═══ Data section
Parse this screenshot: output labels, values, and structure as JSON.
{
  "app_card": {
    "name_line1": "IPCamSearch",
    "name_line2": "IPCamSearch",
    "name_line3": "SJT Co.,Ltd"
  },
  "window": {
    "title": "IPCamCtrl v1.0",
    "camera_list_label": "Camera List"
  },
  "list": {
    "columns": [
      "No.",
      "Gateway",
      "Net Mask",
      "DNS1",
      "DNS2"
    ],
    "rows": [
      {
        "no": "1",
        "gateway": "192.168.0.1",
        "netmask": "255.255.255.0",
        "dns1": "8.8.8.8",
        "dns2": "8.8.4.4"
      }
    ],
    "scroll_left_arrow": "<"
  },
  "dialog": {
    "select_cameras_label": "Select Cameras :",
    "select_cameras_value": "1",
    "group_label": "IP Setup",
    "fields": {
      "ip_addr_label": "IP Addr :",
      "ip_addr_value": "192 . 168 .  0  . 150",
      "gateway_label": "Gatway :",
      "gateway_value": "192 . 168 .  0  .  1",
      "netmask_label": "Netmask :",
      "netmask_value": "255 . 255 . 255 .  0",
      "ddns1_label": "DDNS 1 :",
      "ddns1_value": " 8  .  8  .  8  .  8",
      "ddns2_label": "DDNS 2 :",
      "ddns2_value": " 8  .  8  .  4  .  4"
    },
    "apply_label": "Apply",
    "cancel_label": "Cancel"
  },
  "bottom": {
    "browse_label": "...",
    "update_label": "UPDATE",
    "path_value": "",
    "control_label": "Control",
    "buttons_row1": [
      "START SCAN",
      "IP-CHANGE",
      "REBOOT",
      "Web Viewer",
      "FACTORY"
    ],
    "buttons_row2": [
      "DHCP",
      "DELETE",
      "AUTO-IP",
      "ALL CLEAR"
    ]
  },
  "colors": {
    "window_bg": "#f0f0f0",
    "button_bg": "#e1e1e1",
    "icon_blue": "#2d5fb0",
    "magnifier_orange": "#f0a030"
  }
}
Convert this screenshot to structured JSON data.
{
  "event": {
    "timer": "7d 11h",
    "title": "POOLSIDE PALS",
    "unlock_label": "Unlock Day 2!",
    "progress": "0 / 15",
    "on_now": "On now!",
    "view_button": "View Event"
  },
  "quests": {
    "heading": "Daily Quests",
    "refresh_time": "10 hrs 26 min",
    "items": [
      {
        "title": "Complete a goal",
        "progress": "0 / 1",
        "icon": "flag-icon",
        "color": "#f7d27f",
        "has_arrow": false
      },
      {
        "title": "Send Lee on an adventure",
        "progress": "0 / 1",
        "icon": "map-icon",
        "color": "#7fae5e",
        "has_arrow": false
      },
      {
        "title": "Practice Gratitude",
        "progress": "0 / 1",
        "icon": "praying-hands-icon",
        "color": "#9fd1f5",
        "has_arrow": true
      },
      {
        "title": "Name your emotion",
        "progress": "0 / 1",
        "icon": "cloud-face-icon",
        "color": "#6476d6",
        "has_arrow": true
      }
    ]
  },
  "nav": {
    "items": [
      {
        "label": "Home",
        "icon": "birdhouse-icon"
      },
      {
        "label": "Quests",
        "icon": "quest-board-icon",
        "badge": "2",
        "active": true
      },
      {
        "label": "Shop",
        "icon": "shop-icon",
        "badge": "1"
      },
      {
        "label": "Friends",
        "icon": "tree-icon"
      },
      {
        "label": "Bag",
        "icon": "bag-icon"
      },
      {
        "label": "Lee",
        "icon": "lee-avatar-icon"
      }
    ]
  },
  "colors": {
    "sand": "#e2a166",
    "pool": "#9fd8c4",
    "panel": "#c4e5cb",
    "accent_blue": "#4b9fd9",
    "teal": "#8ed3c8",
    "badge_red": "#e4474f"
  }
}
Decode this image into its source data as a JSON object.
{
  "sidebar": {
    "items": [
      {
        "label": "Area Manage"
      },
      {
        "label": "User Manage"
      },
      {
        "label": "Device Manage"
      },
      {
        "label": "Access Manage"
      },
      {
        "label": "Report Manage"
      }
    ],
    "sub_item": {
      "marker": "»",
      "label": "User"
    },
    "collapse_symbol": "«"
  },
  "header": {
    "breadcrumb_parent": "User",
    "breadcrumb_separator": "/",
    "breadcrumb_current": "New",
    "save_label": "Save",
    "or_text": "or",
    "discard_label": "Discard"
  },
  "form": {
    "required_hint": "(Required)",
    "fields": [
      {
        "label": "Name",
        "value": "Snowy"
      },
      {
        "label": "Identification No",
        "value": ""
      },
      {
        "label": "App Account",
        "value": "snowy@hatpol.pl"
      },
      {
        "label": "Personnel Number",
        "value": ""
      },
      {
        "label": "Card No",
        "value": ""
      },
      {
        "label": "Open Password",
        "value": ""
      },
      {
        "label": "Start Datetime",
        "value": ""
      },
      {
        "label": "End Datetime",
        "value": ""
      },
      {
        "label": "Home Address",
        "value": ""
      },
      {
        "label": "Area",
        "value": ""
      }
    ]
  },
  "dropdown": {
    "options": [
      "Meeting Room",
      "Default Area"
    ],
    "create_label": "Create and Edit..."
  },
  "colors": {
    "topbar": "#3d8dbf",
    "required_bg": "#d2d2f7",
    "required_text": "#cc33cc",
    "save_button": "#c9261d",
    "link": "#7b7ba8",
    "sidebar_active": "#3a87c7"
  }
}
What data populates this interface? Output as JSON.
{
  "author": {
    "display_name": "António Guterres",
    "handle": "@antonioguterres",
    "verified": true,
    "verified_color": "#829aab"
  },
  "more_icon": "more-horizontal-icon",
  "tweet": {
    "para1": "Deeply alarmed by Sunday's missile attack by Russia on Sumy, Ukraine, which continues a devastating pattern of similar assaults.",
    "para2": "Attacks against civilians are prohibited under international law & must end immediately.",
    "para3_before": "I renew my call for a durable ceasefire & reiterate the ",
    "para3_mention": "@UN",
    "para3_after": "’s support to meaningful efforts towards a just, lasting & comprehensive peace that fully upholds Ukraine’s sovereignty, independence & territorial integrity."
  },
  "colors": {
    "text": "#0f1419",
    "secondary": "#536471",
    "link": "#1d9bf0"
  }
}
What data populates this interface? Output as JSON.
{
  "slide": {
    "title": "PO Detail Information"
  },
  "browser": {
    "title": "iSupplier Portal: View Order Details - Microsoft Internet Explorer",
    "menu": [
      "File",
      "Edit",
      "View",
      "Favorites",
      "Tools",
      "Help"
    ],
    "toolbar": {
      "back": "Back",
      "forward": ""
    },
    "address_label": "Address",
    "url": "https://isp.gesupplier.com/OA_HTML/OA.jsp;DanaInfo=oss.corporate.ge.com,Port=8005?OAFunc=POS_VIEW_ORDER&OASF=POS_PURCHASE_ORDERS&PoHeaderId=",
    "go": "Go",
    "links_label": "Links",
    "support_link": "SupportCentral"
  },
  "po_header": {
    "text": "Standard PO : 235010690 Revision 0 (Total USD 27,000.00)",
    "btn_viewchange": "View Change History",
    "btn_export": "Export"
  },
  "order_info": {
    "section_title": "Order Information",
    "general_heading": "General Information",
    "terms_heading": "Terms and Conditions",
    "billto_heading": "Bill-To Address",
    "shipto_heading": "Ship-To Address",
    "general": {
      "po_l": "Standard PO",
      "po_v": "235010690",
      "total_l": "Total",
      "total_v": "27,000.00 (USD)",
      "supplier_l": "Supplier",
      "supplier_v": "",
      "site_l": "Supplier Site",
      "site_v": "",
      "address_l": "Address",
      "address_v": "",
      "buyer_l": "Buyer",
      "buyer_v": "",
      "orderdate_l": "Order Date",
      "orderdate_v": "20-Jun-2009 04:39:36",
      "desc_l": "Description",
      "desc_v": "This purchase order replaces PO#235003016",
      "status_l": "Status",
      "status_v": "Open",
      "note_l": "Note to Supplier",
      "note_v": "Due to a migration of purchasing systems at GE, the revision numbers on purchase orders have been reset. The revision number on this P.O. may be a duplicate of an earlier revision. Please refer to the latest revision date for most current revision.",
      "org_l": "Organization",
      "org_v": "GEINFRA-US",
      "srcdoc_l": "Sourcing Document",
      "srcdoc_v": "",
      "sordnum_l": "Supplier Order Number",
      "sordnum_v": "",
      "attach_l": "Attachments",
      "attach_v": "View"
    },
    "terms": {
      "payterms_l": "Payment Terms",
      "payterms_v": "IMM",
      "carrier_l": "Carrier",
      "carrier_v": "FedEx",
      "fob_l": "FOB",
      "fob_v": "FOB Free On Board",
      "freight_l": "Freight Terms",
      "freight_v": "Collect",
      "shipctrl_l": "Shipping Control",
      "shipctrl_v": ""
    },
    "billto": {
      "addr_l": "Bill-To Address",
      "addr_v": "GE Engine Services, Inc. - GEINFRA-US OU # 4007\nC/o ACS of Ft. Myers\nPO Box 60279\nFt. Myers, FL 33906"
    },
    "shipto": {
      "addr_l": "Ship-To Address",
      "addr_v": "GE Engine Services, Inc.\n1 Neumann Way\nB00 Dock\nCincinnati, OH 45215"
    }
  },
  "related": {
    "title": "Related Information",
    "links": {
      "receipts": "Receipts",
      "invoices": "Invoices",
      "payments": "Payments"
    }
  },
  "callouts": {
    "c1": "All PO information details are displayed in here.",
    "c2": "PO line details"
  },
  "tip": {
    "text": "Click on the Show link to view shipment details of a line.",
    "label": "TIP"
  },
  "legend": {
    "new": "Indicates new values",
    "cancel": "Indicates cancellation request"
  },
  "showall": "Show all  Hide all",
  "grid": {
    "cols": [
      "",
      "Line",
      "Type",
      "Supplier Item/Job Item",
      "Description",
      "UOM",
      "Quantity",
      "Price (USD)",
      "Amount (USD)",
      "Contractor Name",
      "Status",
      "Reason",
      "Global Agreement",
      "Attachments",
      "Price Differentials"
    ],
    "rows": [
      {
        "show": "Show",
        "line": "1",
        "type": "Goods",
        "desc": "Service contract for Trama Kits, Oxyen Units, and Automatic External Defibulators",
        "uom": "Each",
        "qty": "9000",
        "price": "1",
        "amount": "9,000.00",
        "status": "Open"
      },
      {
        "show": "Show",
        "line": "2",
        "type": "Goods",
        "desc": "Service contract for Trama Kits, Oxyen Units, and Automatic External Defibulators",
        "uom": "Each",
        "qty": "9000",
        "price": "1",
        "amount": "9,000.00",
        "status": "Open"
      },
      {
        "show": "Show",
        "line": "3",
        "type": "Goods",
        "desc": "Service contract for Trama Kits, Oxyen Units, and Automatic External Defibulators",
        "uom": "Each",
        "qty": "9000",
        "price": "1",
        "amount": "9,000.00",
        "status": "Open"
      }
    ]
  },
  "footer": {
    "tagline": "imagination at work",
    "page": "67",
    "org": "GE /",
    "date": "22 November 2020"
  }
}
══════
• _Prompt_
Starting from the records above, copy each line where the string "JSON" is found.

• _Task solution_
Parse this screenshot: output labels, values, and structure as JSON.
Convert this screenshot to structured JSON data.
Decode this image into its source data as a JSON object.
What data populates this interface? Output as JSON.
What data populates this interface? Output as JSON.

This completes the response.